Why, then, do people study linguistics? Aren’t we all linguists?

Absolutely not.

We are experts in *using* language, but we are not experts in the methods we employ. Believe it or not, much of the process of speaking and hearing is not conscious. If it was, we would be sensorally overwhelmed with the sheer volume of words around us. Instead, listening comprehension involves a process of merging what we expect to hear with what we gauge to be the most important elements of what we do hear. The process of speaking involves merging our estimates of what the people we communicate with know and expect to hear with our understanding of the social expectations surrounding our words and our relationships and distilling these sources into a workable expression. The hearer will reconstruct elements of this process using cues that are sometimes conscious and sometimes not.

We often think of language as simple and mechanistic, but it is not simple at all. As conversational analysts, our job is to study conversation that we have access to in an attempt to reconstruct the elements that constituted the interaction. Even small chunks of conversation encode quite a bit of information.

The process of conversation analysis is very much contrary to our sense of language as regular language users. This makes the process of explaining our research to people outside our field difficult. It is difficult to justify the research, and it is difficult to explain why such small pieces of data can be so useful, when most other fields of research rely on greater volumes of data.

In fact, a greater volume of data can be more harmful than helpful in conversation analysis. Conversation is heavily dependent on its context; on the people conversing, their relationship, their expectations, their experiences that day, the things on their mind, what they expect from each other and the situation, their understanding of language and expectations, and more. The same sentence can have greatly different meanings once those factors are taken into account.

At a time when there is so much talk of the glory of big data, it is especially important to keep in mind the contributions of small data. These contributions are the ones that jeopardize the utility and promise of big data, and if these contributions can be captured in creative ways, they will be the true promise of the field.
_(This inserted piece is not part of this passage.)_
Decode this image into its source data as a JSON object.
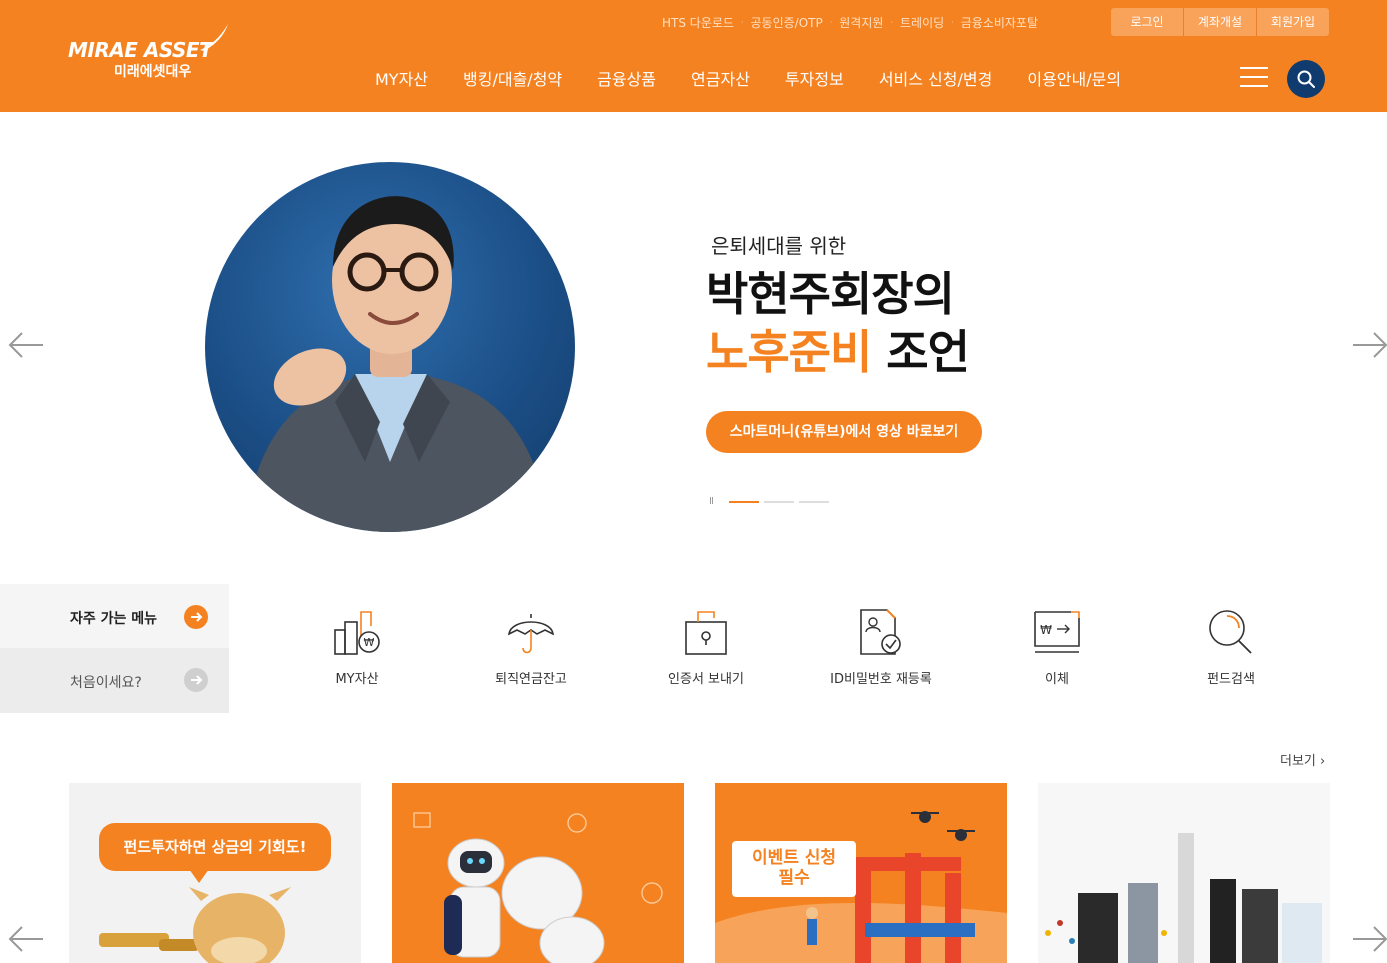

Not what language users expect to see, but rather what we use every day, more or less consciously.